PROBLEM STATEMENT:
Search the entries for the word "this" and pull out each line that has it.

Data about app and page elements
---

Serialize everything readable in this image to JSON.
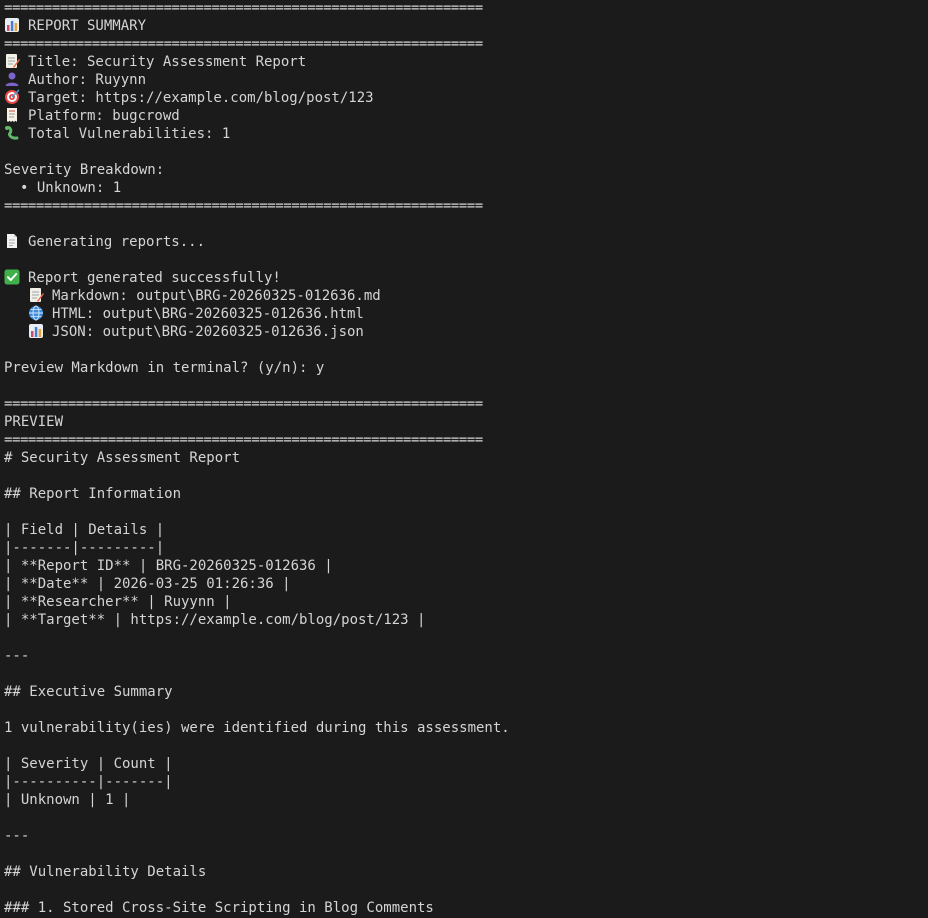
{
  "terminal": {
    "lines": [
      {
        "type": "rule",
        "text": "============================================================"
      },
      {
        "type": "icon",
        "icon": "bar-chart-icon",
        "text": "REPORT SUMMARY"
      },
      {
        "type": "rule",
        "text": "============================================================"
      },
      {
        "type": "icon",
        "icon": "memo-icon",
        "text": "Title: Security Assessment Report"
      },
      {
        "type": "icon",
        "icon": "user-icon",
        "text": "Author: Ruyynn"
      },
      {
        "type": "icon",
        "icon": "target-icon",
        "text": "Target: https://example.com/blog/post/123"
      },
      {
        "type": "icon",
        "icon": "receipt-icon",
        "text": "Platform: bugcrowd"
      },
      {
        "type": "icon",
        "icon": "worm-icon",
        "text": "Total Vulnerabilities: 1"
      },
      {
        "type": "blank",
        "text": ""
      },
      {
        "type": "text",
        "text": "Severity Breakdown:"
      },
      {
        "type": "bullet",
        "text": "• Unknown: 1"
      },
      {
        "type": "rule",
        "text": "============================================================"
      },
      {
        "type": "blank",
        "text": ""
      },
      {
        "type": "icon",
        "icon": "document-icon",
        "text": "Generating reports..."
      },
      {
        "type": "blank",
        "text": ""
      },
      {
        "type": "icon",
        "icon": "check-icon",
        "text": "Report generated successfully!"
      },
      {
        "type": "subicon",
        "icon": "memo-icon",
        "text": "Markdown: output\\BRG-20260325-012636.md"
      },
      {
        "type": "subicon",
        "icon": "globe-icon",
        "text": "HTML: output\\BRG-20260325-012636.html"
      },
      {
        "type": "subicon",
        "icon": "bar-chart-icon",
        "text": "JSON: output\\BRG-20260325-012636.json"
      },
      {
        "type": "blank",
        "text": ""
      },
      {
        "type": "text",
        "text": "Preview Markdown in terminal? (y/n): y"
      },
      {
        "type": "blank",
        "text": ""
      },
      {
        "type": "rule",
        "text": "============================================================"
      },
      {
        "type": "text",
        "text": "PREVIEW"
      },
      {
        "type": "rule",
        "text": "============================================================"
      },
      {
        "type": "text",
        "text": "# Security Assessment Report"
      },
      {
        "type": "blank",
        "text": ""
      },
      {
        "type": "text",
        "text": "## Report Information"
      },
      {
        "type": "blank",
        "text": ""
      },
      {
        "type": "text",
        "text": "| Field | Details |"
      },
      {
        "type": "text",
        "text": "|-------|---------|"
      },
      {
        "type": "text",
        "text": "| **Report ID** | BRG-20260325-012636 |"
      },
      {
        "type": "text",
        "text": "| **Date** | 2026-03-25 01:26:36 |"
      },
      {
        "type": "text",
        "text": "| **Researcher** | Ruyynn |"
      },
      {
        "type": "text",
        "text": "| **Target** | https://example.com/blog/post/123 |"
      },
      {
        "type": "blank",
        "text": ""
      },
      {
        "type": "text",
        "text": "---"
      },
      {
        "type": "blank",
        "text": ""
      },
      {
        "type": "text",
        "text": "## Executive Summary"
      },
      {
        "type": "blank",
        "text": ""
      },
      {
        "type": "text",
        "text": "1 vulnerability(ies) were identified during this assessment."
      },
      {
        "type": "blank",
        "text": ""
      },
      {
        "type": "text",
        "text": "| Severity | Count |"
      },
      {
        "type": "text",
        "text": "|----------|-------|"
      },
      {
        "type": "text",
        "text": "| Unknown | 1 |"
      },
      {
        "type": "blank",
        "text": ""
      },
      {
        "type": "text",
        "text": "---"
      },
      {
        "type": "blank",
        "text": ""
      },
      {
        "type": "text",
        "text": "## Vulnerability Details"
      },
      {
        "type": "blank",
        "text": ""
      },
      {
        "type": "text",
        "text": "### 1. Stored Cross-Site Scripting in Blog Comments"
      }
    ]
  }
}
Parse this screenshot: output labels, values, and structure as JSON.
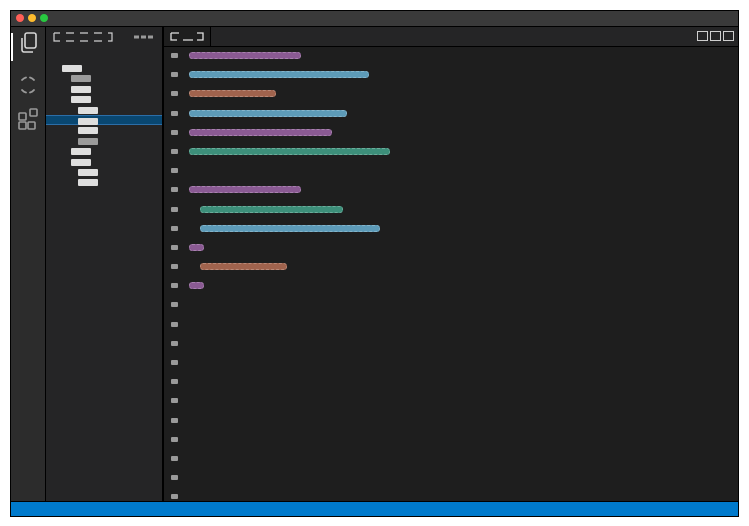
{
  "window": {
    "traffic_lights": [
      {
        "name": "close",
        "color": "#ff5f57"
      },
      {
        "name": "minimize",
        "color": "#febc2e"
      },
      {
        "name": "maximize",
        "color": "#28c840"
      }
    ]
  },
  "activity_bar": {
    "items": [
      {
        "name": "explorer-icon",
        "active": true
      },
      {
        "name": "source-control-icon",
        "active": false
      },
      {
        "name": "extensions-icon",
        "active": false
      }
    ]
  },
  "sidebar": {
    "header_title": "",
    "header_actions": "",
    "tree": [
      {
        "indent": 0,
        "width": 20,
        "dim": false,
        "selected": false
      },
      {
        "indent": 1,
        "width": 20,
        "dim": true,
        "selected": false
      },
      {
        "indent": 1,
        "width": 20,
        "dim": false,
        "selected": false
      },
      {
        "indent": 1,
        "width": 20,
        "dim": false,
        "selected": false
      },
      {
        "indent": 2,
        "width": 20,
        "dim": false,
        "selected": false
      },
      {
        "indent": 2,
        "width": 20,
        "dim": false,
        "selected": true
      },
      {
        "indent": 2,
        "width": 20,
        "dim": false,
        "selected": false
      },
      {
        "indent": 2,
        "width": 20,
        "dim": true,
        "selected": false
      },
      {
        "indent": 1,
        "width": 20,
        "dim": false,
        "selected": false
      },
      {
        "indent": 1,
        "width": 20,
        "dim": false,
        "selected": false
      },
      {
        "indent": 2,
        "width": 20,
        "dim": false,
        "selected": false
      },
      {
        "indent": 2,
        "width": 20,
        "dim": false,
        "selected": false
      }
    ]
  },
  "editor": {
    "tab_label": "",
    "colors": {
      "purple": "#8a5a93",
      "blue": "#5d9bb8",
      "brown": "#a0634d",
      "green": "#3d8f7a"
    },
    "lines": [
      {
        "indent": 0,
        "color": "purple",
        "length": 112
      },
      {
        "indent": 0,
        "color": "blue",
        "length": 180
      },
      {
        "indent": 0,
        "color": "brown",
        "length": 87
      },
      {
        "indent": 0,
        "color": "blue",
        "length": 158
      },
      {
        "indent": 0,
        "color": "purple",
        "length": 143
      },
      {
        "indent": 0,
        "color": "green",
        "length": 201
      },
      {
        "indent": 0,
        "color": "",
        "length": 0
      },
      {
        "indent": 0,
        "color": "purple",
        "length": 112
      },
      {
        "indent": 1,
        "color": "green",
        "length": 143
      },
      {
        "indent": 1,
        "color": "blue",
        "length": 180
      },
      {
        "indent": 0,
        "color": "purple",
        "length": 15
      },
      {
        "indent": 1,
        "color": "brown",
        "length": 87
      },
      {
        "indent": 0,
        "color": "purple",
        "length": 15
      },
      {
        "indent": 0,
        "color": "",
        "length": 0
      },
      {
        "indent": 0,
        "color": "",
        "length": 0
      },
      {
        "indent": 0,
        "color": "",
        "length": 0
      },
      {
        "indent": 0,
        "color": "",
        "length": 0
      },
      {
        "indent": 0,
        "color": "",
        "length": 0
      },
      {
        "indent": 0,
        "color": "",
        "length": 0
      },
      {
        "indent": 0,
        "color": "",
        "length": 0
      },
      {
        "indent": 0,
        "color": "",
        "length": 0
      },
      {
        "indent": 0,
        "color": "",
        "length": 0
      },
      {
        "indent": 0,
        "color": "",
        "length": 0
      },
      {
        "indent": 0,
        "color": "",
        "length": 0
      }
    ]
  },
  "status_bar": {
    "color": "#007acc",
    "text": ""
  }
}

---

TASK RESPONSE:
Serialize everything readable in this image to JSON.
        "text": "1 vulnerability(ies) were identified during this assessment."
Parse this screenshot: output labels, values, and structure as JSON.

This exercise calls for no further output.